        Medicaid and Medicare fraud would be nothing new. There are already incentives to boost your numbers, and, for that reason, there are also processes in place to catch hospitals that try to cheat. The cost of getting caught is a lot higher than the payment boost they would see, and the people that would have to make those changes are not the people who would see any personal impact, certainly not immediately. And even if they weren’t caught by the Feds, insurance companies are also right there, doing the same job, and have the same risks. Cheating is exceedingly unlikely.

        • Justin Katz

          The Daily Wire article is one of four outside sources to which I link, and on that one, I’ve corroborated the suspicions with a source in Rhode Island.

          Nothing I’ve written suggests that those who are hospitalized specifically for COVID-19 have an easy time of it. What I’m saying that the number I think to be the most important is the one we were getting before… namely, who is in the hospital FOR this virus, not WITH this virus.

          • Mario

            I’m not sure what difference that makes. Any patient that has the virus, even if they have no symptoms, has to be isolated just like anyone else. They will use up the same amount of extra gowns and masks, etc. just like the other patients, because it isn’t the symptoms, it’s the danger they pose. We know it can take days to develop, it can take a sudden bad turn, and it has seemingly random effects on people. If they are sick enough that they have to be in the hospital for days even with no virus symptoms, and they have to be treated as the infectious carriers they are, and they could take a bad turn at any moment, I don’t see a difference between them and any other COVID-positive patient.

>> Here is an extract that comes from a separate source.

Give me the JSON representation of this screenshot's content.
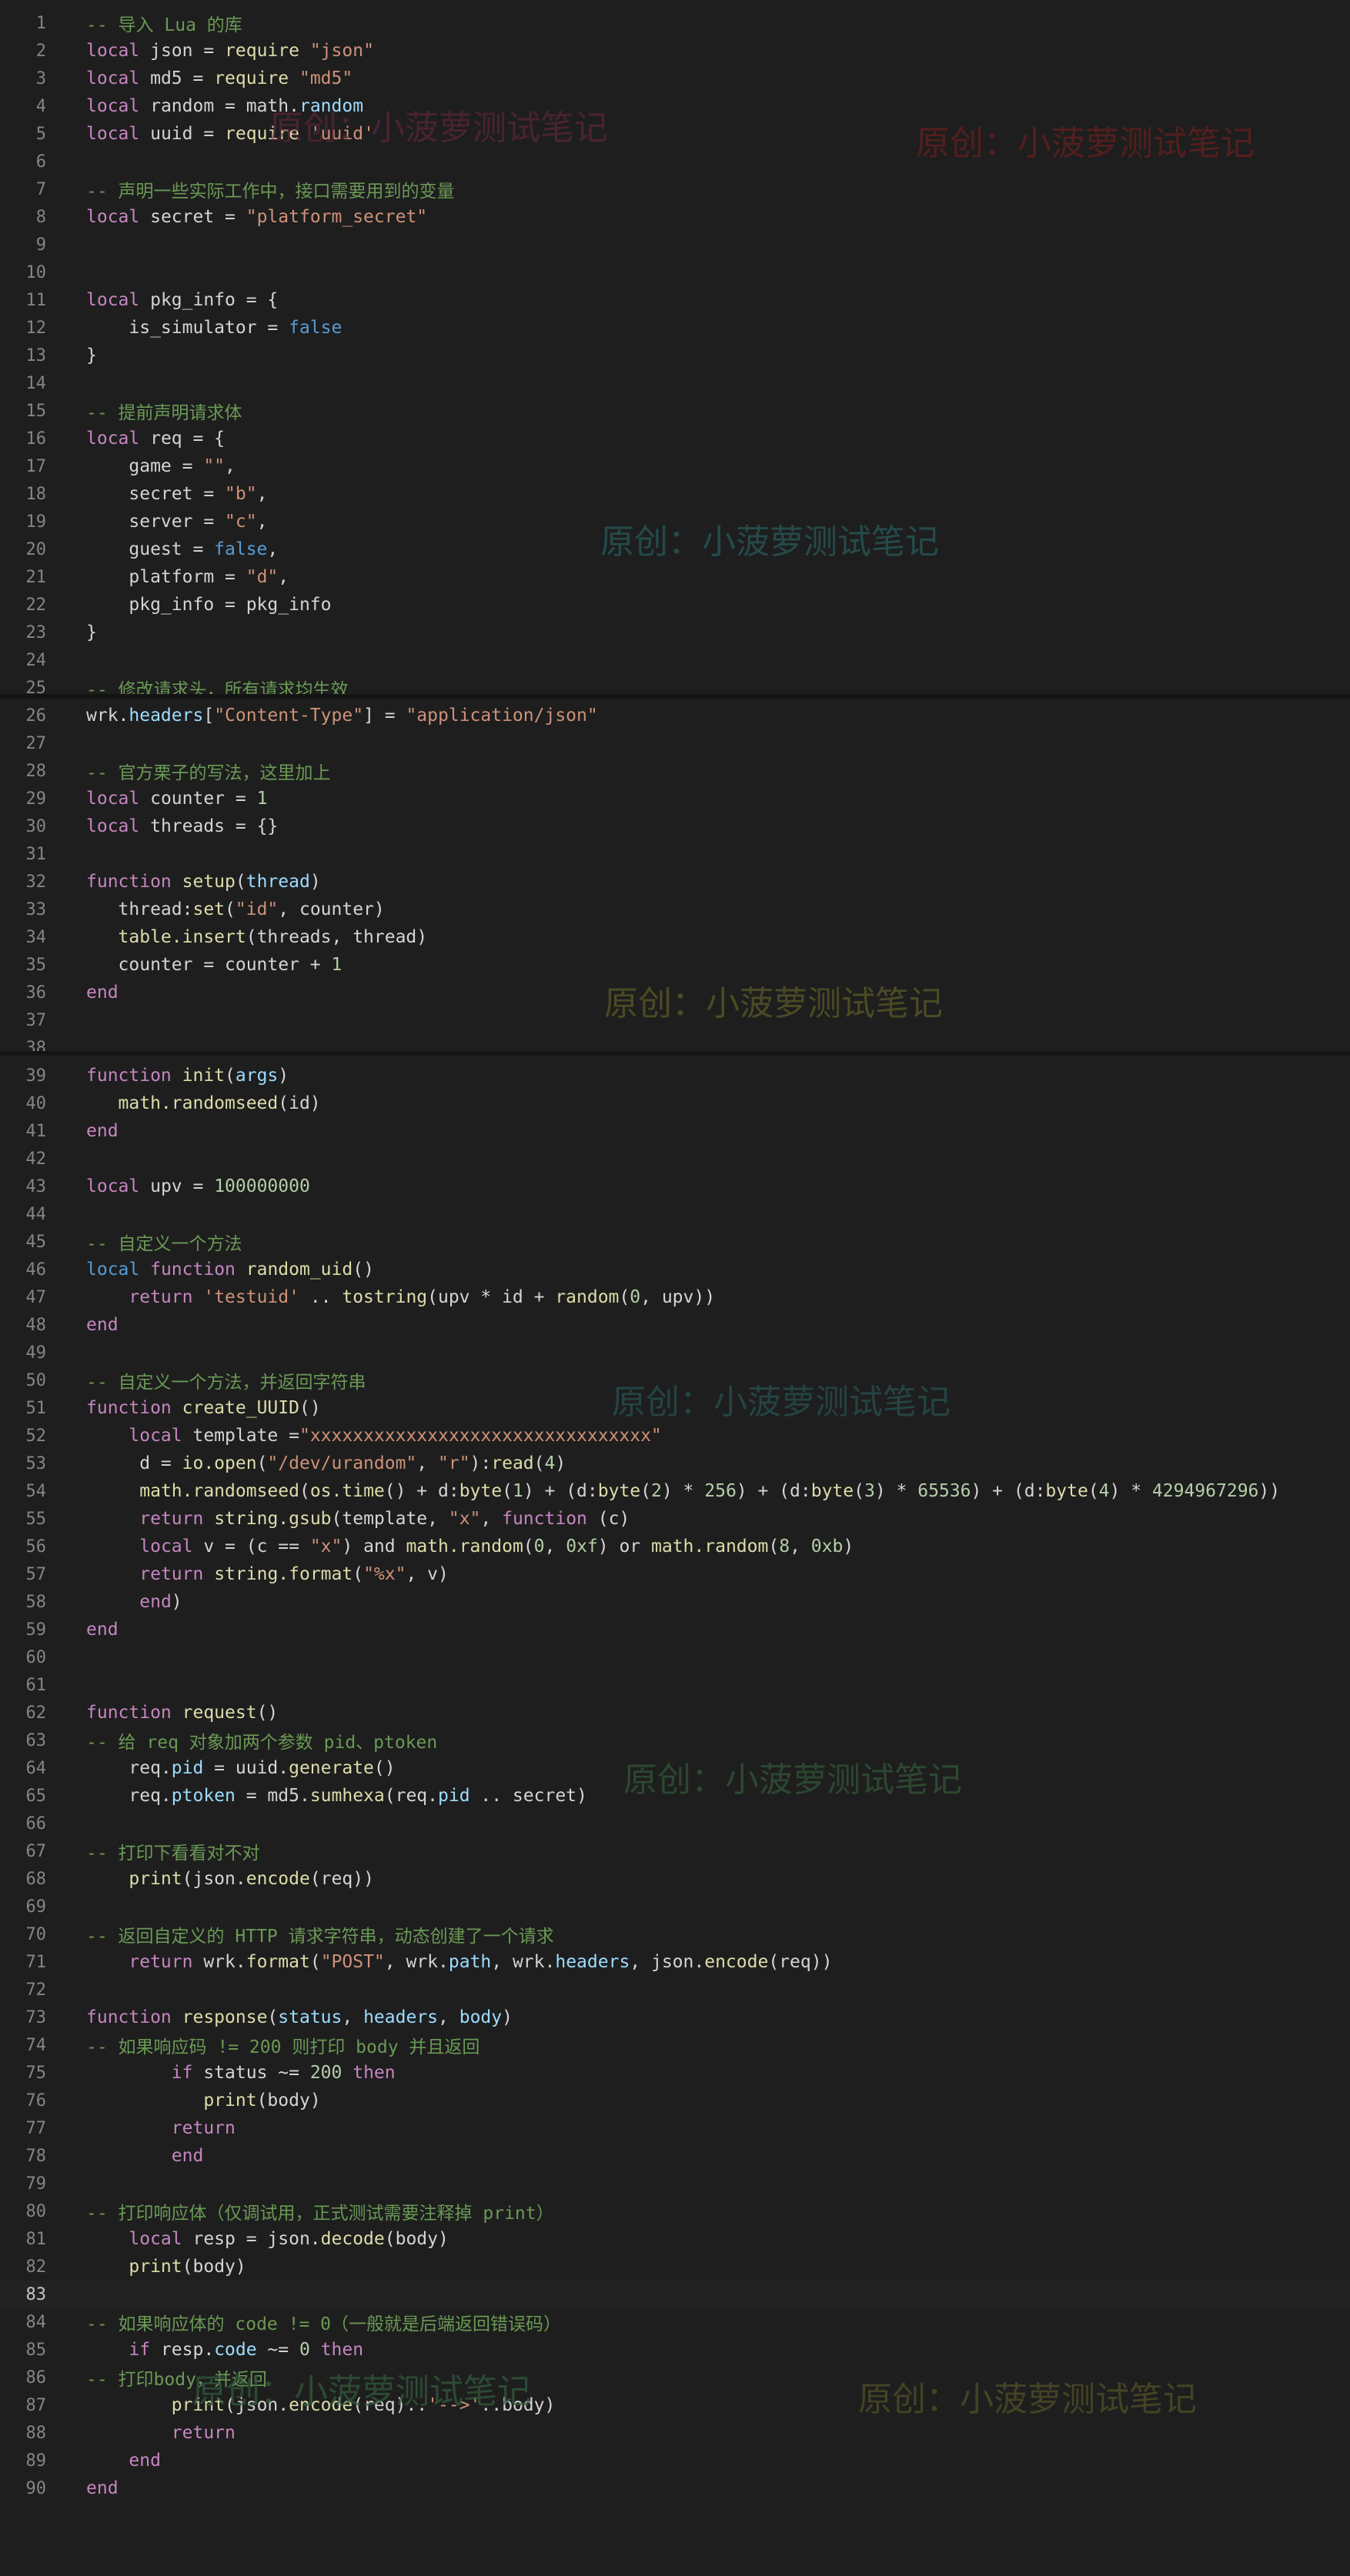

            And the distinction between “for” and “with” makes me just as uncomfortable as when the media was quick to point out that anyone who died had “underlying medical conditions,” as if to say “well, someone died, but they didn’t really count.” Because I know that if I were a patient , my death would be dismissed just as easily, as if it were just a slight acceleration of my demise. I’m not saying that anyone who has the virus and gets hit by a bus should count, but the number of excess deaths happening during a global pandemic aren’t just a coincidence. I expect that RI will have around 400 official deaths by the fall, but the number will probably be closer to 600 once the excess deaths are tallied. You can quibble with the definition of a COVID death, but that latter number will be the more accurate one.